---- DATA PROVIDED

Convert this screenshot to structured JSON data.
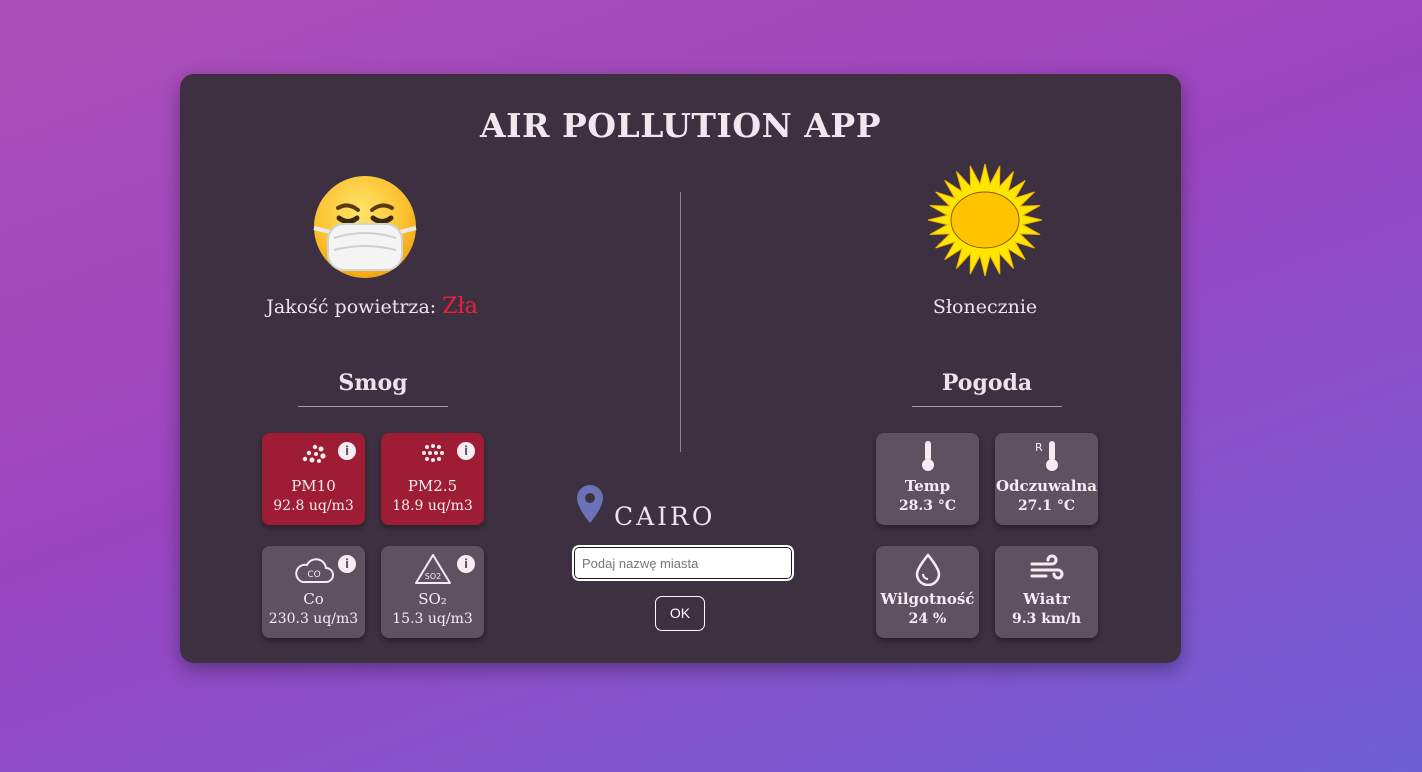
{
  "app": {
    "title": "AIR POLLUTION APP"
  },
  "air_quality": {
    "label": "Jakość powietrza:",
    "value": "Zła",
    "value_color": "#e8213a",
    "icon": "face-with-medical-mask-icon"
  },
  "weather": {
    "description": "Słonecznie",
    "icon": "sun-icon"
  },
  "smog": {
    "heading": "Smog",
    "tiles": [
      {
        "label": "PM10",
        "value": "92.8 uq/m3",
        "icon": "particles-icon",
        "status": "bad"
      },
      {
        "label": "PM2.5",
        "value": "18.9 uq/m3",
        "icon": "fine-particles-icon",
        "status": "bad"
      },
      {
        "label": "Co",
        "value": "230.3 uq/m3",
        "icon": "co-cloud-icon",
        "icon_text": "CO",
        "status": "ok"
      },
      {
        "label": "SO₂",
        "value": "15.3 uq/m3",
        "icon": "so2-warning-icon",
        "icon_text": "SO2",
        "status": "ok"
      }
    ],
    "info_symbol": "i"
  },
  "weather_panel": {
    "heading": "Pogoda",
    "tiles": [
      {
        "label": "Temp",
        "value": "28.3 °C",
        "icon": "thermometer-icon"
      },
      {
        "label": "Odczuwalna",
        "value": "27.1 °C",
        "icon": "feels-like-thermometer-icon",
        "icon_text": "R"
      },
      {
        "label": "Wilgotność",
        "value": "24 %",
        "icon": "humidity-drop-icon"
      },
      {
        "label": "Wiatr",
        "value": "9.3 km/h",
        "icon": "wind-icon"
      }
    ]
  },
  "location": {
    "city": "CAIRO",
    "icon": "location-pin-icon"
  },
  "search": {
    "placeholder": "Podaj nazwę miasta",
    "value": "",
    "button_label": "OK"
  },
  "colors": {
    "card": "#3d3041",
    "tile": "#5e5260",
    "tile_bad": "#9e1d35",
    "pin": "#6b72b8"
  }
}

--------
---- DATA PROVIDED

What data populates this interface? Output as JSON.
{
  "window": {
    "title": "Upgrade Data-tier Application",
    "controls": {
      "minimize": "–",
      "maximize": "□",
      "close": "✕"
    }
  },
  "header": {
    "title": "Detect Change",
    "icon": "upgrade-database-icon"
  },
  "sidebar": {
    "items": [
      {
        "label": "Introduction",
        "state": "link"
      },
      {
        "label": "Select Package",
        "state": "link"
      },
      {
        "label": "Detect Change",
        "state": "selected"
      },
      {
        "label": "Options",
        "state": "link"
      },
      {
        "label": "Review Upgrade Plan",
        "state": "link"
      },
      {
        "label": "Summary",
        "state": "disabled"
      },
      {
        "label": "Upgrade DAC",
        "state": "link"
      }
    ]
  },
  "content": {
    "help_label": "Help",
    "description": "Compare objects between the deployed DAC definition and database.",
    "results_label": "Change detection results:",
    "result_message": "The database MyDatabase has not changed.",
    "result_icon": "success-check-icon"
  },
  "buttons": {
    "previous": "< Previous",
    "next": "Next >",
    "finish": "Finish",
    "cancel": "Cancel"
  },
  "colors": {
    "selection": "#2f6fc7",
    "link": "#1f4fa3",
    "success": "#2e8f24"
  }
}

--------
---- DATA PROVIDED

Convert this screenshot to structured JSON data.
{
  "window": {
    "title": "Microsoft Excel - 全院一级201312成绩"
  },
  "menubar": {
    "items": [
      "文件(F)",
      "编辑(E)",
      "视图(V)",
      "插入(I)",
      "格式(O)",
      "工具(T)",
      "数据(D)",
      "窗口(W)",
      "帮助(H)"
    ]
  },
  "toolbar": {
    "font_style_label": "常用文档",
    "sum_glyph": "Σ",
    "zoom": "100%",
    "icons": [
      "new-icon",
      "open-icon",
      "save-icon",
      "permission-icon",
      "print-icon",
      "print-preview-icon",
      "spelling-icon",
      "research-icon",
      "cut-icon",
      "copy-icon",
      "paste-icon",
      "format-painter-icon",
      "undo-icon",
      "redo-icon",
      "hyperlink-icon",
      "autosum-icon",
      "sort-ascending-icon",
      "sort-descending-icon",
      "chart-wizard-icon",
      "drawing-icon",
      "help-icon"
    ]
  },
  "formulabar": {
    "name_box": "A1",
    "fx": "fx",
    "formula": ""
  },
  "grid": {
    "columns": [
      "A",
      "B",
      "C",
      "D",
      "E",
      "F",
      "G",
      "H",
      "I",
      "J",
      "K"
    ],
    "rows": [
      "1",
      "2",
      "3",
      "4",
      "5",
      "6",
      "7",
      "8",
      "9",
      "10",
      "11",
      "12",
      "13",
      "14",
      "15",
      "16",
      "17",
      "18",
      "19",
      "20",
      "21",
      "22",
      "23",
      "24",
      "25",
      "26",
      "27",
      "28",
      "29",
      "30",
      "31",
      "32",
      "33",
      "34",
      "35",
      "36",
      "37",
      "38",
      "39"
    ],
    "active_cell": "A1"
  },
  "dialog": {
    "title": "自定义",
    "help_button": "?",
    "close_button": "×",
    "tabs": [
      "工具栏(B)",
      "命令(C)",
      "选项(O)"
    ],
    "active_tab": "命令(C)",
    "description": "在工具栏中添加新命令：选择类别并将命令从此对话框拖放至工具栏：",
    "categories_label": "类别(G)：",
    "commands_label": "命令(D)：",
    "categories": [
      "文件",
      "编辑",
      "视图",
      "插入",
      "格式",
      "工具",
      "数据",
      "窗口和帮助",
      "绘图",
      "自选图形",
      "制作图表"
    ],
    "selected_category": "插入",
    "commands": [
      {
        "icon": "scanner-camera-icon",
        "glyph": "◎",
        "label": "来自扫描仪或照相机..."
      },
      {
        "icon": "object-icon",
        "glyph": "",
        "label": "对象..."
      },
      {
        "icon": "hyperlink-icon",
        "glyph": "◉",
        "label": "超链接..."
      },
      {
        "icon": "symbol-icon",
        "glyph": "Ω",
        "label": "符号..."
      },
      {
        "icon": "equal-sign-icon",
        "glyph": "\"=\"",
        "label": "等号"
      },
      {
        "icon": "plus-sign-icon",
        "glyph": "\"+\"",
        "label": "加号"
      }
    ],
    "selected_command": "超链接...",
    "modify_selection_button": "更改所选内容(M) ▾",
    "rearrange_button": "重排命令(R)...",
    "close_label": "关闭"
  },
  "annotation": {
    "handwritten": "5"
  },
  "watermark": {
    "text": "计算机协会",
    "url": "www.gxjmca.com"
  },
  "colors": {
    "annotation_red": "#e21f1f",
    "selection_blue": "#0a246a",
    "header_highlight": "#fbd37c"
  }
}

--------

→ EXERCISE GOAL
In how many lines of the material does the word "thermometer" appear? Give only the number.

→ RESULT
2